[Component data from apps and pages]
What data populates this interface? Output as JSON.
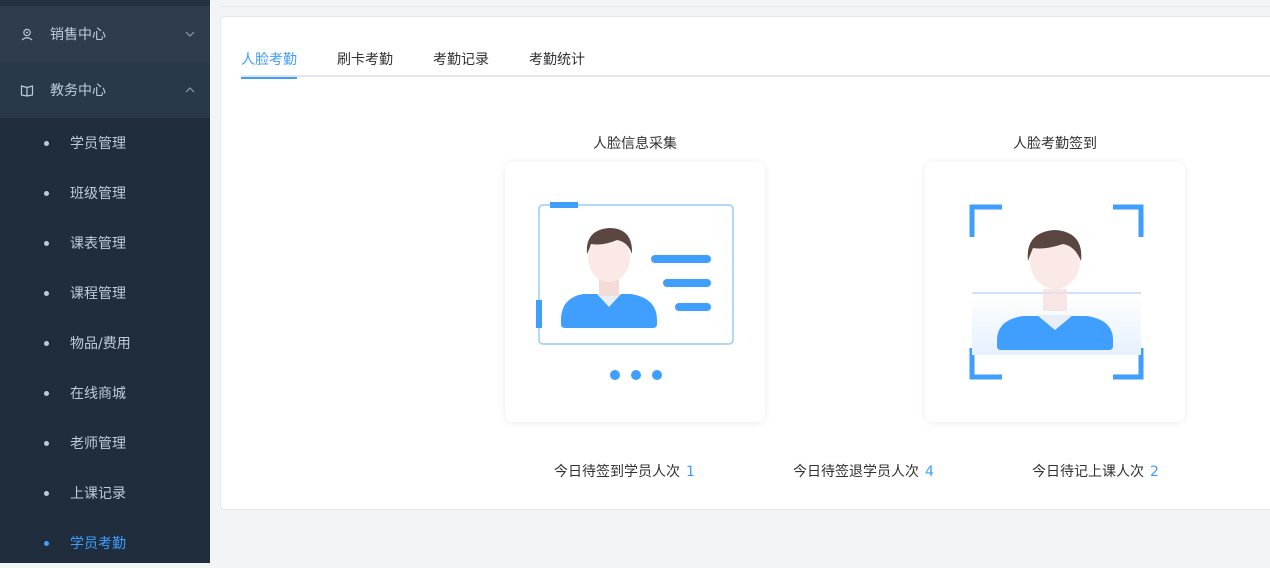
{
  "sidebar": {
    "groups": [
      {
        "label": "销售中心",
        "icon": "user-badge-icon",
        "chevron": "chevron-down-icon"
      },
      {
        "label": "教务中心",
        "icon": "book-icon",
        "chevron": "chevron-up-icon"
      }
    ],
    "items": [
      {
        "label": "学员管理"
      },
      {
        "label": "班级管理"
      },
      {
        "label": "课表管理"
      },
      {
        "label": "课程管理"
      },
      {
        "label": "物品/费用"
      },
      {
        "label": "在线商城"
      },
      {
        "label": "老师管理"
      },
      {
        "label": "上课记录"
      },
      {
        "label": "学员考勤"
      }
    ],
    "active_item": "学员考勤"
  },
  "tabs": [
    {
      "label": "人脸考勤",
      "active": true
    },
    {
      "label": "刷卡考勤",
      "active": false
    },
    {
      "label": "考勤记录",
      "active": false
    },
    {
      "label": "考勤统计",
      "active": false
    }
  ],
  "panels": [
    {
      "title": "人脸信息采集",
      "icon": "id-card-face-icon"
    },
    {
      "title": "人脸考勤签到",
      "icon": "face-scan-icon"
    }
  ],
  "stats": [
    {
      "label": "今日待签到学员人次",
      "value": "1"
    },
    {
      "label": "今日待签退学员人次",
      "value": "4"
    },
    {
      "label": "今日待记上课人次",
      "value": "2"
    }
  ],
  "colors": {
    "sidebar_bg": "#1f2d3d",
    "accent": "#409eff",
    "text": "#303133"
  }
}
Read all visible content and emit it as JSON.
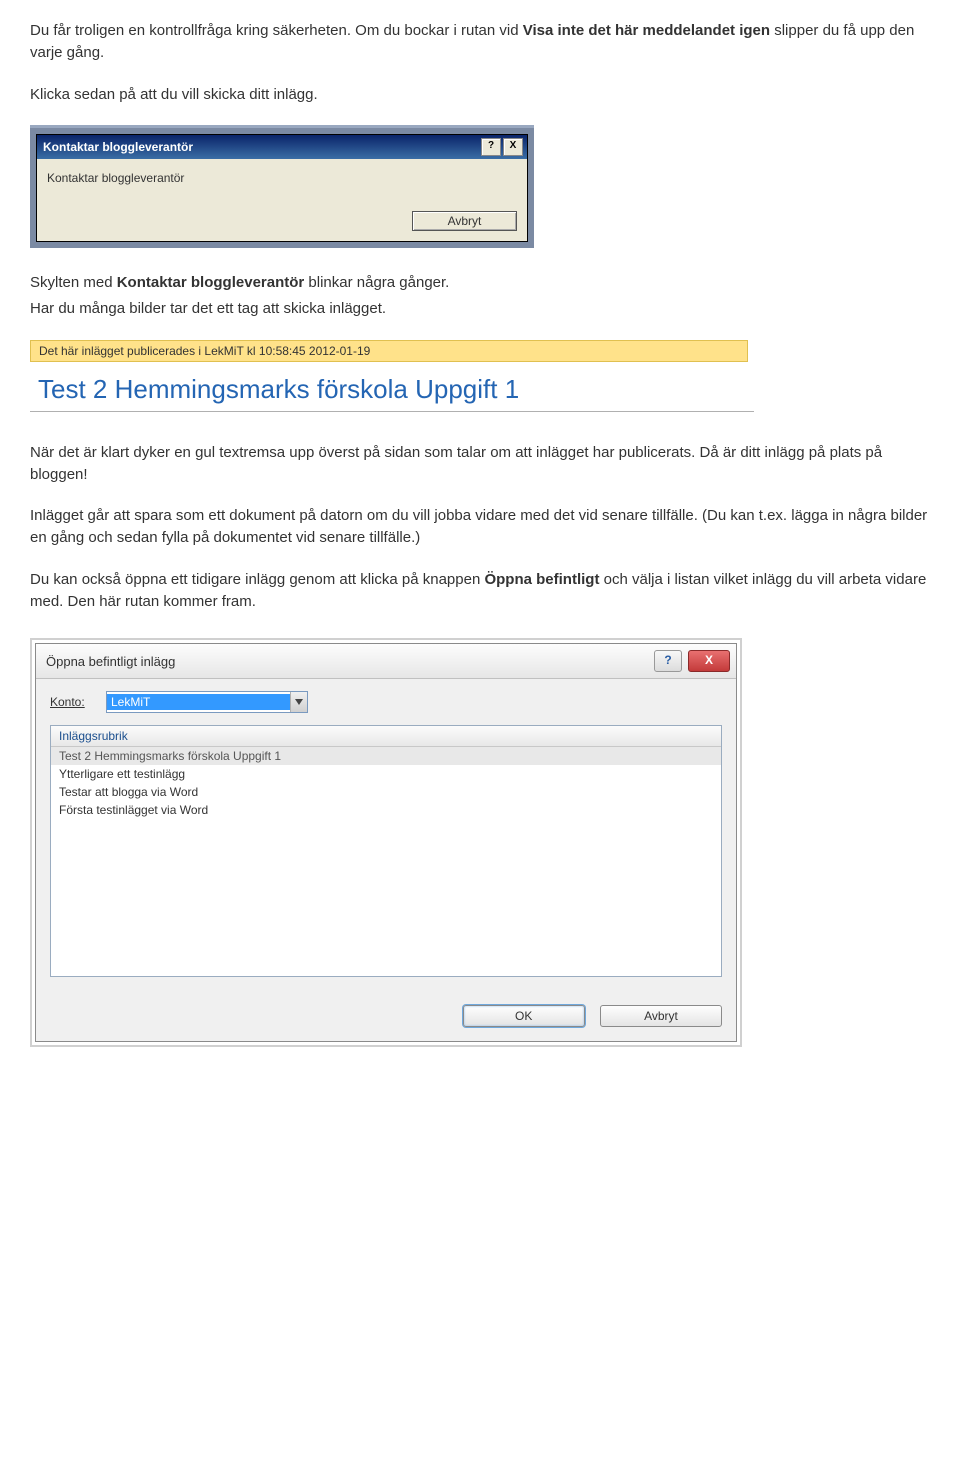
{
  "para1": {
    "pre": "Du får troligen en kontrollfråga kring säkerheten. Om du bockar i rutan vid ",
    "bold": "Visa inte det här meddelandet igen",
    "post": " slipper du få upp den varje gång."
  },
  "para2": "Klicka sedan på att du vill skicka ditt inlägg.",
  "dlg1": {
    "title": "Kontaktar bloggleverantör",
    "help": "?",
    "close": "X",
    "message": "Kontaktar bloggleverantör",
    "cancel": "Avbryt"
  },
  "para3": {
    "pre": "Skylten med ",
    "bold": "Kontaktar bloggleverantör",
    "post": " blinkar några gånger."
  },
  "para4": "Har du många bilder tar det ett tag att skicka inlägget.",
  "banner": "Det här inlägget publicerades i LekMiT kl 10:58:45 2012-01-19",
  "post_title": "Test 2 Hemmingsmarks förskola Uppgift 1",
  "para5": "När det är klart dyker en gul textremsa upp överst på sidan som talar om att inlägget har publicerats. Då är ditt inlägg på plats på bloggen!",
  "para6": "Inlägget går att spara som ett dokument på datorn om du vill jobba vidare med det vid senare tillfälle. (Du kan t.ex. lägga in några bilder en gång och sedan fylla på dokumentet vid senare tillfälle.)",
  "para7": {
    "pre": "Du kan också öppna ett tidigare inlägg genom att klicka på knappen ",
    "bold": "Öppna befintligt",
    "post": " och välja i listan vilket inlägg du vill arbeta vidare med. Den här rutan kommer fram."
  },
  "dlg2": {
    "title": "Öppna befintligt inlägg",
    "help": "?",
    "close": "X",
    "konto_label": "Konto:",
    "konto_value": "LekMiT",
    "list_header": "Inläggsrubrik",
    "items": [
      "Test 2 Hemmingsmarks förskola Uppgift 1",
      "Ytterligare ett testinlägg",
      "Testar att blogga via Word",
      "Första testinlägget via Word"
    ],
    "ok": "OK",
    "cancel": "Avbryt"
  }
}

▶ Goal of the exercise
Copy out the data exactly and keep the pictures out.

▶ Solved problem
What data populates this interface? Output as JSON.
{
  "sidebar": {
    "groups": [
      {
        "label": "销售中心",
        "icon": "user-badge-icon",
        "chevron": "chevron-down-icon"
      },
      {
        "label": "教务中心",
        "icon": "book-icon",
        "chevron": "chevron-up-icon"
      }
    ],
    "items": [
      {
        "label": "学员管理"
      },
      {
        "label": "班级管理"
      },
      {
        "label": "课表管理"
      },
      {
        "label": "课程管理"
      },
      {
        "label": "物品/费用"
      },
      {
        "label": "在线商城"
      },
      {
        "label": "老师管理"
      },
      {
        "label": "上课记录"
      },
      {
        "label": "学员考勤"
      }
    ],
    "active_item": "学员考勤"
  },
  "tabs": [
    {
      "label": "人脸考勤",
      "active": true
    },
    {
      "label": "刷卡考勤",
      "active": false
    },
    {
      "label": "考勤记录",
      "active": false
    },
    {
      "label": "考勤统计",
      "active": false
    }
  ],
  "panels": [
    {
      "title": "人脸信息采集",
      "icon": "id-card-face-icon"
    },
    {
      "title": "人脸考勤签到",
      "icon": "face-scan-icon"
    }
  ],
  "stats": [
    {
      "label": "今日待签到学员人次",
      "value": "1"
    },
    {
      "label": "今日待签退学员人次",
      "value": "4"
    },
    {
      "label": "今日待记上课人次",
      "value": "2"
    }
  ],
  "colors": {
    "sidebar_bg": "#1f2d3d",
    "accent": "#409eff",
    "text": "#303133"
  }
}
Read all visible content and emit it as JSON.
{
  "para1": {
    "pre": "Du får troligen en kontrollfråga kring säkerheten. Om du bockar i rutan vid ",
    "bold": "Visa inte det här meddelandet igen",
    "post": " slipper du få upp den varje gång."
  },
  "para2": "Klicka sedan på att du vill skicka ditt inlägg.",
  "dlg1": {
    "title": "Kontaktar bloggleverantör",
    "help": "?",
    "close": "X",
    "message": "Kontaktar bloggleverantör",
    "cancel": "Avbryt"
  },
  "para3": {
    "pre": "Skylten med ",
    "bold": "Kontaktar bloggleverantör",
    "post": " blinkar några gånger."
  },
  "para4": "Har du många bilder tar det ett tag att skicka inlägget.",
  "banner": "Det här inlägget publicerades i LekMiT kl 10:58:45 2012-01-19",
  "post_title": "Test 2 Hemmingsmarks förskola Uppgift 1",
  "para5": "När det är klart dyker en gul textremsa upp överst på sidan som talar om att inlägget har publicerats. Då är ditt inlägg på plats på bloggen!",
  "para6": "Inlägget går att spara som ett dokument på datorn om du vill jobba vidare med det vid senare tillfälle. (Du kan t.ex. lägga in några bilder en gång och sedan fylla på dokumentet vid senare tillfälle.)",
  "para7": {
    "pre": "Du kan också öppna ett tidigare inlägg genom att klicka på knappen ",
    "bold": "Öppna befintligt",
    "post": " och välja i listan vilket inlägg du vill arbeta vidare med. Den här rutan kommer fram."
  },
  "dlg2": {
    "title": "Öppna befintligt inlägg",
    "help": "?",
    "close": "X",
    "konto_label": "Konto:",
    "konto_value": "LekMiT",
    "list_header": "Inläggsrubrik",
    "items": [
      "Test 2 Hemmingsmarks förskola Uppgift 1",
      "Ytterligare ett testinlägg",
      "Testar att blogga via Word",
      "Första testinlägget via Word"
    ],
    "ok": "OK",
    "cancel": "Avbryt"
  }
}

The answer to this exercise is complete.